Jane Mosbacher Morris: We are extremely fortunate in that we have a wonderful working relationship with our partners. I tend to have a good idea of what is going on within these organizations, including whether their sales are healthy enough to continue to employ their survivor artisans. One of our partners is currently only employing one woman, while another is able to provide steady work to hundreds of women. Expansion is not always the best decision for these organizations if it means that they are putting the business at risk or they aren’t able to monitor the survivors’ mental, physical, spiritual, and financial health as closely. It’s a tricky balance!

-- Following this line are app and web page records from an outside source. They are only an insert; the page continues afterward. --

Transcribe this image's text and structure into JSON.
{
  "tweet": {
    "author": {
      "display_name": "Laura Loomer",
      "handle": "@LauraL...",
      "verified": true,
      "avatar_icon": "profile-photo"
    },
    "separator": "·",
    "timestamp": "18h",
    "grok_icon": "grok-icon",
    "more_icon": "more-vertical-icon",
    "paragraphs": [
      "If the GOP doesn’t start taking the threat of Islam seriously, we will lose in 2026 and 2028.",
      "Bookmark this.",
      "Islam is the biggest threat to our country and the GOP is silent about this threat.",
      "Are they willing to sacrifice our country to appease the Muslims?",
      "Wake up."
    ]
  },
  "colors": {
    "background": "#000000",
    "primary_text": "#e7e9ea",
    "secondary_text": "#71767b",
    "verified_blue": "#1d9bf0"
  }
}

You can do your part by shopping at To The Market this holiday season and beyond for beautiful gifts that give back.
Kind of like what us parents face in the digital age our children are growing up in! I am loath to admit how much time my kids spend playing on their electronic devices. We truly try to limit their screen time, but it has become increasingly difficult as their games travel everywhere they go with their mobile devices. With four kids it’s like whac-a-mole redirecting them away from their screens. In the time it takes me to get one reading on the couch, one of the others has gone down the rabbit hole into cyberspace somewhere else. We understand that this is the culture our kids are growing up in so we use their screen time to our advantage as much as we can. On the weekends for example, while our rules drastically limit video games during the week, the kids can play all they want on weekend mornings if they let us sleep in! I am also always on the lookout for games that are educational or enriching as alternatives to the many mind numbing ones out there. Research shows that well-designed digital games can be effective learning tools, and that they can be especially effective in the development of social and ethical skills. Read the rest of this entry

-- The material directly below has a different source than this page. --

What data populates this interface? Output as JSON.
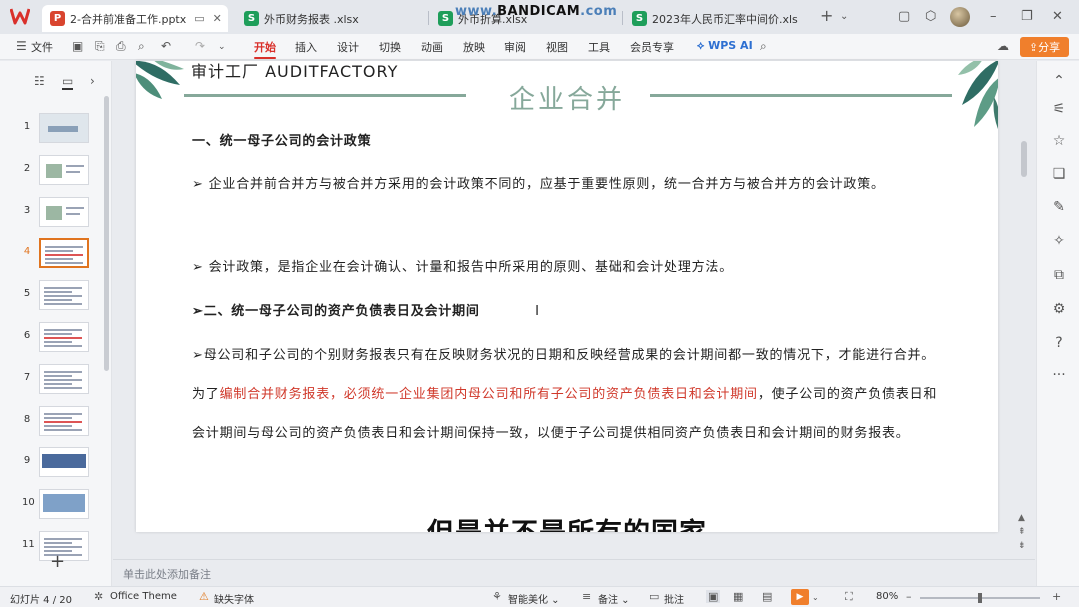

When I met the publisher of ORIGIN Magazine, Maranda Pleasant, at the Social Good Conference in New york City last October I never imagine that seven months later I’d be IN one of the issues of ORIGIN! OK, so this is my Mike Wizowski moment, and I’m merely a thumbnail on page 74, but I’m just so excited to be in the same magazine as Giselle (and not as a fashion don’t)!!
Yoga. Art. Music. Conscious Lifestyle. Humanitarianism. Sustainability. One Platform.
The new issue just hit newsstands nationwide , and highlights the SOULSHINE Tour with Michael Franti launching in June. The tour will be coming to a city near you, and it is going to be incredible. SOULSHINE brings music and yoga together like never before, and I’m thrilled to be the Rhode Island Ambassador for it! When I found out I needed to submit a photo I immediately asked my talented friend Rebecca Stearns of Rebecca Stearns Photography to take it for me. Maranda asked each ambassador to answer the question;
If you have ever experienced ORIGIN Magazine then you already know what a pleasure this high quality publication full of amazing content for mind, soul, and body is to dive into. Maranda Pleasant, pours her seemingly boundless passion and energy into every issue with features on all of the things I love to read about. Topics such as social good, the environment, yoga, music, global issues, mind/body health, and art, are explored through interviews and stories with celebrities, and leading experts in their field. To me ORIGIN magazine is the evolution of what magazines should be, a vehicle for inspiration and positive impact in our lives and our world.
*All photos courtesy of ORIGIN Magazine